The reported purchase of 240,100 tonnes of cocoa on the London futures market by a sole trader will not impact hugely on supply to industry, as cocoa processors have already shored up bean stocks for the next four months, claims the International Cocoa Organisation (ICCO).
The receipt of this tonnage by the Armajaro group, unconfirmed as yet by the leading cocoa supplier and European Cocoa Association (ECA) member, represents around 15 per cent of global stocks and 25 per cent of estimated European stocks, with about one third of all cocoa available to European firms traded on London’s Liffe exchange, according to the ICCO.
The deal is said to be worth close to a $1bn, with media reports claiming that 100,000 tonnes of this shipment have already been bought by industrial chocolate producer, Barry Callebaut.
ICCO senior statistician Laurent Pipitone told ConfectioneryNews.com that the purchase of 214,100 tonnes by one trader was a ‘significant amount of cocoa’ and that it was questionable that a supplier of the commodity would take delivery of that amount of cocoa only to fulfil its contracts.
“Maybe they will use the asset power to their advantage in the coming months," he continued.
Liffe, though, in a letter to cocoa processors who had protested about speculation in the commodity on the London market last month, reported that it saw no evidence of any market participant trading with the specific purpose of distorting the price of the July delivery, according to Reuters.
ICCO's Pipitone argues that the next crop output from top cocoa producer, the Ivory Coast, will have more influence on cocoa supply than the Armajaro purchase, and, in fact, should alleviate recent supply pressures.

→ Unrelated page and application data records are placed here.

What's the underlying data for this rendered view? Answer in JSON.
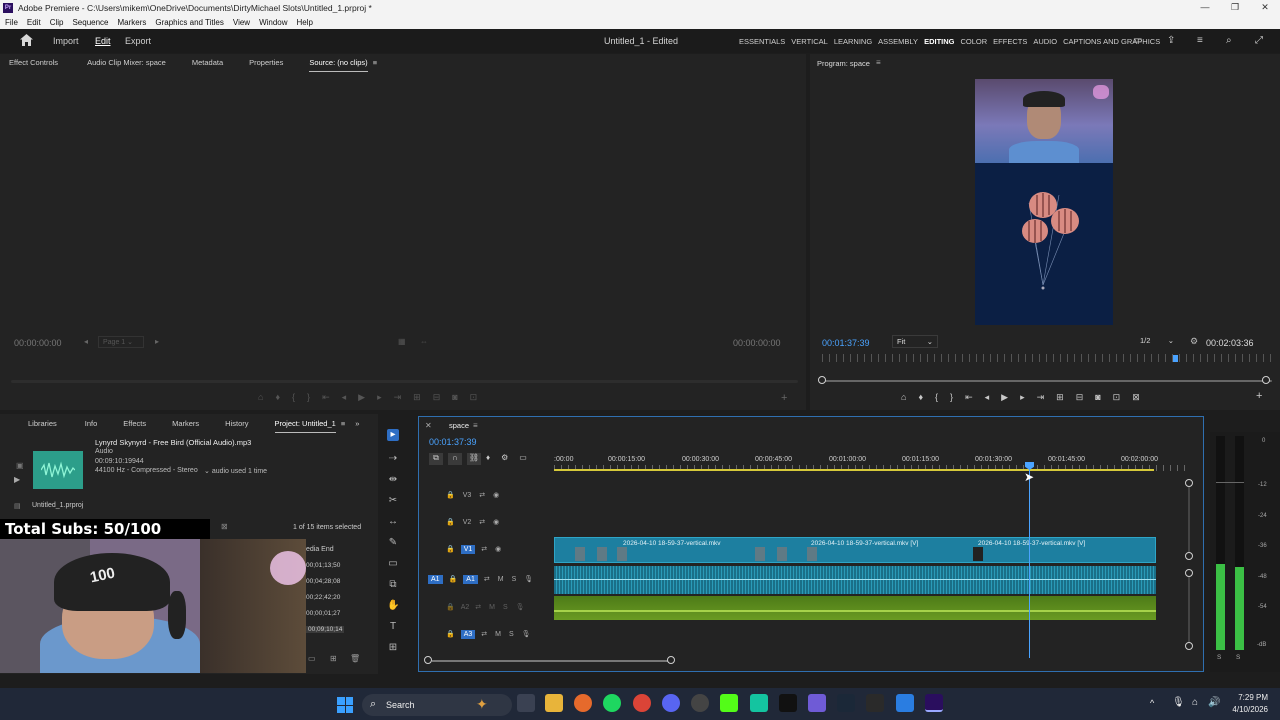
{
  "app": {
    "title": "Adobe Premiere - C:\\Users\\mikem\\OneDrive\\Documents\\DirtyMichael Slots\\Untitled_1.prproj *",
    "icon_label": "Pr"
  },
  "menu": [
    "File",
    "Edit",
    "Clip",
    "Sequence",
    "Markers",
    "Graphics and Titles",
    "View",
    "Window",
    "Help"
  ],
  "nav": {
    "import": "Import",
    "edit": "Edit",
    "export": "Export",
    "doc_title": "Untitled_1 - Edited"
  },
  "workspaces": [
    "ESSENTIALS",
    "VERTICAL",
    "LEARNING",
    "ASSEMBLY",
    "EDITING",
    "COLOR",
    "EFFECTS",
    "AUDIO",
    "CAPTIONS AND GRAPHICS"
  ],
  "active_workspace": "EDITING",
  "source_panel": {
    "tabs": [
      "Effect Controls",
      "Audio Clip Mixer: space",
      "Metadata",
      "Properties",
      "Source: (no clips)"
    ],
    "timecode_left": "00:00:00:00",
    "page_select": "Page 1",
    "timecode_right": "00:00:00:00"
  },
  "program_panel": {
    "tab": "Program: space",
    "timecode": "00:01:37:39",
    "fit": "Fit",
    "resolution": "1/2",
    "duration": "00:02:03:36",
    "playhead_fraction": 0.78
  },
  "project_panel": {
    "tabs": [
      "Libraries",
      "Info",
      "Effects",
      "Markers",
      "History",
      "Project: Untitled_1"
    ],
    "clip_name": "Lynyrd Skynyrd - Free Bird (Official Audio).mp3",
    "clip_type": "Audio",
    "clip_duration": "00:09:10:19944",
    "clip_format": "44100 Hz - Compressed - Stereo",
    "clip_usage": "audio used 1 time",
    "project_file": "Untitled_1.prproj",
    "selection": "1 of 15 items selected",
    "col_header": "edia End",
    "rows": [
      "00;01;13;50",
      "00;04;28;08",
      "00;22;42;20",
      "00;00;01;27",
      "00;09;10;14"
    ]
  },
  "overlay": {
    "subs_text": "Total Subs: 50/100",
    "cap_text": "100"
  },
  "timeline": {
    "sequence_name": "space",
    "timecode": "00:01:37:39",
    "ruler": [
      ":00:00",
      "00:00:15:00",
      "00:00:30:00",
      "00:00:45:00",
      "00:01:00:00",
      "00:01:15:00",
      "00:01:30:00",
      "00:01:45:00",
      "00:02:00:00"
    ],
    "tracks": {
      "v3": "V3",
      "v2": "V2",
      "v1": "V1",
      "a1": "A1",
      "a2": "A2",
      "a3": "A3",
      "m": "M",
      "s": "S"
    },
    "clip_names": [
      "2026-04-10 18-59-37-vertical.mkv",
      "2026-04-10 18-59-37-vertical.mkv [V]",
      "2026-04-10 18-59-37-vertical.mkv [V]"
    ]
  },
  "meter": {
    "labels": [
      "0",
      "-12",
      "-24",
      "-36",
      "-48",
      "-54",
      "-dB"
    ],
    "bottom": [
      "S",
      "S"
    ]
  },
  "taskbar": {
    "search": "Search",
    "time": "7:29 PM",
    "date": "4/10/2026"
  },
  "colors": {
    "accent": "#4aa3ff",
    "video_clip": "#1d7fa0",
    "audio_clip": "#1a6f88",
    "music_clip": "#5a8a1c",
    "playhead": "#4aa3ff"
  }
}
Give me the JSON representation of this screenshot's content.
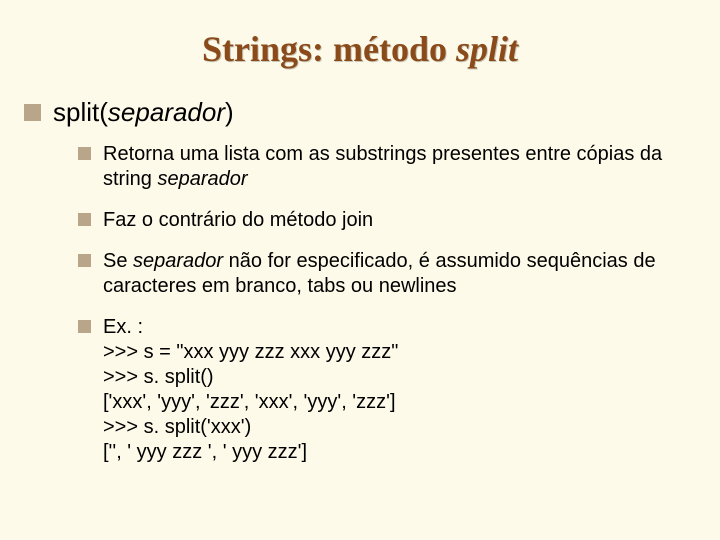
{
  "title": {
    "plain": "Strings: método ",
    "italic": "split"
  },
  "main": {
    "method_name": "split(",
    "method_arg_italic": "separador",
    "method_close": ")"
  },
  "sub": [
    {
      "pre": "Retorna uma lista com as substrings presentes entre cópias da string ",
      "italic": "separador",
      "post": ""
    },
    {
      "pre": "Faz o contrário do método join",
      "italic": "",
      "post": ""
    },
    {
      "pre": "Se ",
      "italic": "separador",
      "post": " não for especificado, é assumido sequências de caracteres em branco, tabs ou newlines"
    }
  ],
  "example": {
    "label": "Ex. :",
    "lines": [
      ">>> s = \"xxx yyy zzz  xxx  yyy zzz\"",
      ">>> s. split()",
      "['xxx', 'yyy', 'zzz', 'xxx', 'yyy', 'zzz']",
      ">>> s. split('xxx')",
      "['', ' yyy zzz  ', '  yyy zzz']"
    ]
  }
}
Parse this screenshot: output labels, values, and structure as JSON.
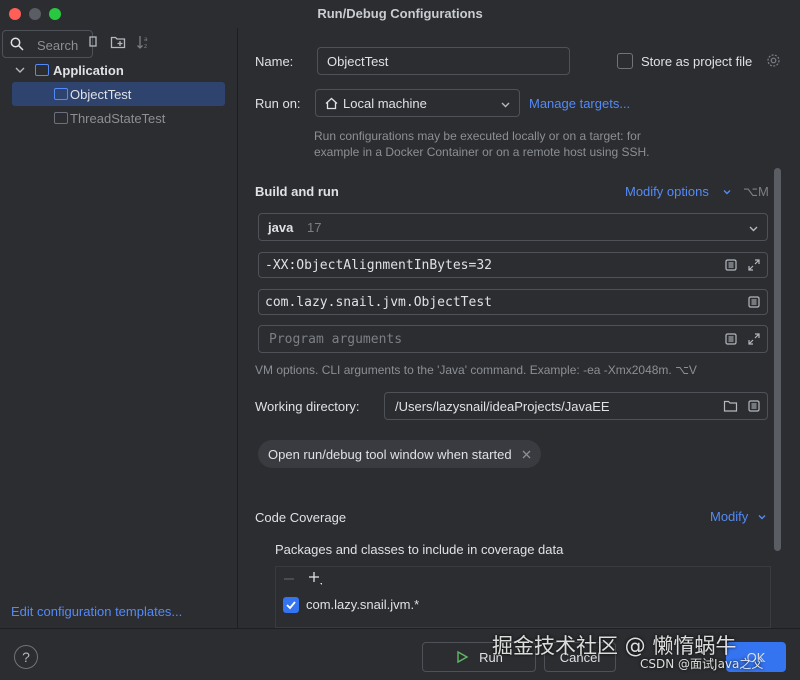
{
  "window": {
    "title": "Run/Debug Configurations"
  },
  "sidebar": {
    "search_placeholder": "Search",
    "tree": [
      {
        "label": "Application",
        "type": "group"
      },
      {
        "label": "ObjectTest",
        "type": "config",
        "selected": true
      },
      {
        "label": "ThreadStateTest",
        "type": "config",
        "selected": false
      }
    ],
    "edit_templates": "Edit configuration templates..."
  },
  "form": {
    "name_label": "Name:",
    "name_value": "ObjectTest",
    "store_label": "Store as project file",
    "runon_label": "Run on:",
    "runon_value": "Local machine",
    "manage_targets": "Manage targets...",
    "runon_hint_1": "Run configurations may be executed locally or on a target: for",
    "runon_hint_2": "example in a Docker Container or on a remote host using SSH.",
    "build_run": "Build and run",
    "modify_options": "Modify options",
    "modify_shortcut": "⌥M",
    "jdk_name": "java",
    "jdk_version": "17",
    "vm_options": "-XX:ObjectAlignmentInBytes=32",
    "main_class": "com.lazy.snail.jvm.ObjectTest",
    "program_args_placeholder": "Program arguments",
    "vm_hint": "VM options. CLI arguments to the 'Java' command. Example: -ea -Xmx2048m. ⌥V",
    "workdir_label": "Working directory:",
    "workdir_value": "/Users/lazysnail/ideaProjects/JavaEE",
    "chip_label": "Open run/debug tool window when started",
    "coverage_title": "Code Coverage",
    "coverage_modify": "Modify",
    "coverage_packages": "Packages and classes to include in coverage data",
    "coverage_entry": "com.lazy.snail.jvm.*"
  },
  "buttons": {
    "run": "Run",
    "cancel": "Cancel",
    "ok": "OK",
    "help": "?"
  },
  "watermark": {
    "main": "掘金技术社区 @ 懒惰蜗牛",
    "sub": "CSDN @面试Java之父"
  },
  "colors": {
    "accent": "#3574f0",
    "link": "#548af7",
    "selection": "#2e436e",
    "background": "#2b2d30"
  }
}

“All signs are that Ivory Coast cocoa supplies will recover from this season’s deficit situation, and while a clearer picture on this will only be available in January 2011, a surplus is expected,” said Pipitone.
In fact, ICOO director Jan Vingerhoets told Bloomberg last week that cocoa production in the Ivory Coast will rise to 1.3 million metric tons in the year through September 2011 as higher prices prompt growers to invest in their farms.
Signs of recovery in the global chocolate market have been supported by the hike, reported this month, in both US and European cocoa grinding levels, which are an indicator of demand from industry.
And Barry Callebaut along with leading chocolate brand manufacturers such as Hershey, Nestle and Lindt have been reporting positive growth outlooks for the category in recent financial statements.